A strenuous time for believers. A several-day ritual begins in Miqat, leading to the Kaaba in the center of Mecca and onward to Mina, across the Plains of Arafat and back. A pilgrimage that includes the symbolic stoning of the Devil and circling the Kaaba. The trip to Mecca is always a complicated ritual: Certain prayers must be said at certain locations, and the pace of the pilgrims’ gait adapted at specific places. If anyone makes a mistake, their Hajj is deemed invalid and must be repeated.

The pilgrim season is an annual challenge for the logistics experts in the Saudi Kingdom. The fundamental problem of the pilgrimage is that millions of the faithful from all over the globe converge in a relatively short period of time and visit the different pilgrimage sites on the same days. The new “Mecca Metro” has been offering assistance since 2010. Officially named the Al Mashaaer Al Mugaddassah Metro, the new public transportation replaces more than 50,000 buses per year according to the customer, the Saudi Railways Organization, and reduces the once endless traffic jams between the individual pilgrimage stations.



Over the next 25 years the number of pilgrims will exceed the three million mark.

Nine TÜV SÜD experts inspected the route on location for any safety-relevant aspects. “We delivered an assessment of the entire system, which the Saudi Arabian government used to issue the operating permit,” says the former project manager, Jens Flachsbarth.

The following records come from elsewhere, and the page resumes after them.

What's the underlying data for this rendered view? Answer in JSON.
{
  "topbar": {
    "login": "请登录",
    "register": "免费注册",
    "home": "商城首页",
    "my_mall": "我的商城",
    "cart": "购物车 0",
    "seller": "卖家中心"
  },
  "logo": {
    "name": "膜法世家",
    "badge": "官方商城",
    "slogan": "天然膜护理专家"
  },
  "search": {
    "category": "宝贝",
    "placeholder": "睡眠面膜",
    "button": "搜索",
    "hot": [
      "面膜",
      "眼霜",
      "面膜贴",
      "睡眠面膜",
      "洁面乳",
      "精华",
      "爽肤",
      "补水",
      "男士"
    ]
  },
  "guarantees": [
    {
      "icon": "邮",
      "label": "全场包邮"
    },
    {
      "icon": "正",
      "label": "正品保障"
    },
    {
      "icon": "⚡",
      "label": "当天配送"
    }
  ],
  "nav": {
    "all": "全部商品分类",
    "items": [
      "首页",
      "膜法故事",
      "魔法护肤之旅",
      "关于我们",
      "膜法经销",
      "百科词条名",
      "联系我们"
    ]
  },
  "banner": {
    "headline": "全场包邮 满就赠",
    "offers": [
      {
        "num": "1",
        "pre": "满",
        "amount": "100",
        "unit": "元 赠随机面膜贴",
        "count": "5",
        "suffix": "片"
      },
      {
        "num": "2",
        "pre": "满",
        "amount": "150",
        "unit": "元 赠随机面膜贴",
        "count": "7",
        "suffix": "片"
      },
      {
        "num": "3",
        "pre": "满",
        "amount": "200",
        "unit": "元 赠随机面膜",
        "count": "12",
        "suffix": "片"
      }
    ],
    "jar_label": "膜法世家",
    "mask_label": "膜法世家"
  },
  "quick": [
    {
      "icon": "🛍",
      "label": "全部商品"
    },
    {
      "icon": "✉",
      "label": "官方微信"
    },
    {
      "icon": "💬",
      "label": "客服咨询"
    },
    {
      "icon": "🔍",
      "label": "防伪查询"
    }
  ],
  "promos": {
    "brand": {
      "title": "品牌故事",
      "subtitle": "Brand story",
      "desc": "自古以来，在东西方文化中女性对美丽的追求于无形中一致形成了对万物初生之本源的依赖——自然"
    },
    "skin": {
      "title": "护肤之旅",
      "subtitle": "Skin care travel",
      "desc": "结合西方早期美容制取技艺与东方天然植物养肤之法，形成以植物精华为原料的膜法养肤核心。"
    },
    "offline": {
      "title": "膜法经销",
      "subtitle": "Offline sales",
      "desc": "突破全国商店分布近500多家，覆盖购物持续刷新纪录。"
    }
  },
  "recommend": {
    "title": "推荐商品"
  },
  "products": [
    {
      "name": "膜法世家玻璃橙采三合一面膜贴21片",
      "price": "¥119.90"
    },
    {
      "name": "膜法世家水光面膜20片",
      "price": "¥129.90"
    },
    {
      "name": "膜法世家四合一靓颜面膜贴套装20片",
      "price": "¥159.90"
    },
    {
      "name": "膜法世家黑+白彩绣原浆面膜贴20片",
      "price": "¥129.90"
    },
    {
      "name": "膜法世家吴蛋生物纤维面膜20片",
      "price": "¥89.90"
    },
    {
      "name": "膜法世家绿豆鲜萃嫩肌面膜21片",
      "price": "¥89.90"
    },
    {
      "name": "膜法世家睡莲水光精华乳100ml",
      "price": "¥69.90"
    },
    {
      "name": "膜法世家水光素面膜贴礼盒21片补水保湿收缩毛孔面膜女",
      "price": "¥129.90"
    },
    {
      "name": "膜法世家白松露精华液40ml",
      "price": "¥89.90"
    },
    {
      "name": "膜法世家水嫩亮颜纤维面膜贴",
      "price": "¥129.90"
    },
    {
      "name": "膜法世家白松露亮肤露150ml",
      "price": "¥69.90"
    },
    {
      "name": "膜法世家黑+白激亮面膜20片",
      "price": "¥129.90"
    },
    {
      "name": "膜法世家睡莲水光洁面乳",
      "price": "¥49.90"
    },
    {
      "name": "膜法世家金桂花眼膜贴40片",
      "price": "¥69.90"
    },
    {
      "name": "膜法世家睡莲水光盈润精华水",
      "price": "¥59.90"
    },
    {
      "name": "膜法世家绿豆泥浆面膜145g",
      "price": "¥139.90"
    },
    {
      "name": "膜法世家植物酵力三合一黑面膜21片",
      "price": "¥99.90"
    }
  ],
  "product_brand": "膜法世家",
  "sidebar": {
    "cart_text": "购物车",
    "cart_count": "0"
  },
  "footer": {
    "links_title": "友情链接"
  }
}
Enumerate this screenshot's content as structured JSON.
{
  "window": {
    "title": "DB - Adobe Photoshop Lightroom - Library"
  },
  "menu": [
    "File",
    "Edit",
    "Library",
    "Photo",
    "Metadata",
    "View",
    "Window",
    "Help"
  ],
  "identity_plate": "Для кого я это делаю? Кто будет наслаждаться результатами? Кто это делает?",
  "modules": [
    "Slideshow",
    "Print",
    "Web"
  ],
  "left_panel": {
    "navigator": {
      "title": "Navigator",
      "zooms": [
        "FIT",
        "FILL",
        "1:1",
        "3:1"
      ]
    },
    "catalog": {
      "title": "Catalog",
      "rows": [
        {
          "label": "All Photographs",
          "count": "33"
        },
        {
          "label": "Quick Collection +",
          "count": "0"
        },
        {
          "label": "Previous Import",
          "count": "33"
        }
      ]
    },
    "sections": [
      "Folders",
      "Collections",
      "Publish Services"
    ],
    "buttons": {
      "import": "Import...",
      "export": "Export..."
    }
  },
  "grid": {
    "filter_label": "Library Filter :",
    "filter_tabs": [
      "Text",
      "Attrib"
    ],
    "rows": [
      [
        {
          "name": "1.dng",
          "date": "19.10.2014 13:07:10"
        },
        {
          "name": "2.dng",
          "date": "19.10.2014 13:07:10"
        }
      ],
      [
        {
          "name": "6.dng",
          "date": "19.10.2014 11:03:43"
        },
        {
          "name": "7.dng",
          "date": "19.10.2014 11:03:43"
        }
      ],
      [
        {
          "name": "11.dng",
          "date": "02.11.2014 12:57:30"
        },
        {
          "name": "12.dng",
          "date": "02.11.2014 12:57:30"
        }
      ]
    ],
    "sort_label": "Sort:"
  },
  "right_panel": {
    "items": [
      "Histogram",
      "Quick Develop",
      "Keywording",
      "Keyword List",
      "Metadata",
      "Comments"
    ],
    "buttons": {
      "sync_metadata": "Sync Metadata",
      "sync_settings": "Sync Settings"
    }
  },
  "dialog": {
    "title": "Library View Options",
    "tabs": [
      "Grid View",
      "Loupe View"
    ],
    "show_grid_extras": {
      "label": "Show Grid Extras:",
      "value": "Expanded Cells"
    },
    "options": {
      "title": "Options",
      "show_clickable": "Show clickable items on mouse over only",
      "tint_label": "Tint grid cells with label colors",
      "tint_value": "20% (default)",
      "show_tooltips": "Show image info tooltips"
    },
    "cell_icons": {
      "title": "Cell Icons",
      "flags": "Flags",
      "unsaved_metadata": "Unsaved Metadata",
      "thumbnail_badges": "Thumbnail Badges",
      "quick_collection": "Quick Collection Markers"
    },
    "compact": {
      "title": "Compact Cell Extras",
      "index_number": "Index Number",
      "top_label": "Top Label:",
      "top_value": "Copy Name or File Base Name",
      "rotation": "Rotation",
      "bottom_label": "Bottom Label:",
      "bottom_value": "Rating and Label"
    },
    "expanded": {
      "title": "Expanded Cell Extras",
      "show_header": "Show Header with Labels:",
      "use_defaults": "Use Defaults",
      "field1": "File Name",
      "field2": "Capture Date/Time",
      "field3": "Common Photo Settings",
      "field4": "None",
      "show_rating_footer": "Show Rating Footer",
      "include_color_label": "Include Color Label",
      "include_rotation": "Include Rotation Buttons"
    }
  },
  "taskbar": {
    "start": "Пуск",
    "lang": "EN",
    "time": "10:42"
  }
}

Stretching over 18.1 kilometers, the metro connects the city of Mecca with the pilgrimage sites of Mina, the Plains of Arafat and Muzdalifah, transporting a total of 72,000 passengers per hour when fully occupied. The train, which was built by a Chinese company with partners in France, Germany, and other countries, is customized to meet the pilgrims’ needs. This means transporting as many people as possible in the shortest timepossible. Strictly speaking, the metro isn’t really a “subway” since the majority of the route is above ground, on its own specially built viaduct.